National Geographic : 1964 Mar
Achilla Dandles Jambo by His Arms and Pretends to Nibble His Feet At first the three-month-old gorilla did not like the game, but before long he grunted with pleasure. Glass beyond the wire netting pro tects the gorillas from viruses that may be car ried by visitors. Four-inch hairs clothe Achilla's arms, and massive eyebrows shadow her face. Mother's sheltering arms mean security to Jambo, who here flees a stranger venturing too close. Achilla's look of ferocity actually reflects only momentary alarm. EKTACHROMEBY PAUL STEINEMANN (C N.G.S . He was allowed to hold the infant under the close supervision of the mother-who took it back at the first whimper. Hitherto we had not heard of any case where an anthropoid mother entrusted a human being with her baby.

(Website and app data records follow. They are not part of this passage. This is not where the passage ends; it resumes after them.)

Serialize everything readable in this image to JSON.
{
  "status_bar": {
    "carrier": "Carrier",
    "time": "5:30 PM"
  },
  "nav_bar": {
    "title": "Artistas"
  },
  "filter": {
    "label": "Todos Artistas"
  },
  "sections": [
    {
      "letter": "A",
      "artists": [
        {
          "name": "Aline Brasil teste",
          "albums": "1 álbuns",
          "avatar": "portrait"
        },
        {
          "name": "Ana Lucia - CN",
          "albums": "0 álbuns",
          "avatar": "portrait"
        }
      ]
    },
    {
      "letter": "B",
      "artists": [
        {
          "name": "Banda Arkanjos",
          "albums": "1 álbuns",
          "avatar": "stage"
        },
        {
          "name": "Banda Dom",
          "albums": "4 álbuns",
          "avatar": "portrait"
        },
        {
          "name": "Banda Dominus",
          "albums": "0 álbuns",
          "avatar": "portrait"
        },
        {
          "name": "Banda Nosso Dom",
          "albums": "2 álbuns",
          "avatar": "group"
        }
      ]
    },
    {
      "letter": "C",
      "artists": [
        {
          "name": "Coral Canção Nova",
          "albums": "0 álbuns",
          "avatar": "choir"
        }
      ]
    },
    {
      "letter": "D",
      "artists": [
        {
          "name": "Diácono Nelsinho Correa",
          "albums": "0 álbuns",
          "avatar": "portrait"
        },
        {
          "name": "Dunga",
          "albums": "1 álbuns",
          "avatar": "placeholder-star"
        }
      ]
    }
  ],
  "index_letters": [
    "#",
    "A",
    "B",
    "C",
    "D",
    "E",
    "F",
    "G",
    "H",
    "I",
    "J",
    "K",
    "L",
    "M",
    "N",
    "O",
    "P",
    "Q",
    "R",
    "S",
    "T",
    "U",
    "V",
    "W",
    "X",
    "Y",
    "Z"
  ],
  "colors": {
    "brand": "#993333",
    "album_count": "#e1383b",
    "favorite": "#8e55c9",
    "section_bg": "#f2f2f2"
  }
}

On the other hand it is known from the observations of the American anthropologist George Schaller that mother gorillas in the wild often allow their small babies to be cared for by older brothers and sisters.* Gorillas develop twice as fast as human babies. Jambo learned, as human infants do, by imitation and trial and error. When proud of some feat, showered with attention, or hap py from a full stomach, he showed his pleas ure by a deep-throated grunting, equivalent to the chuckling of a human infant. Jambo was almost three months old when *The Mountain Gorilla, Ecology and Behavior, by George B. Schaller, the University of Chicago Press, Chicago, 1963.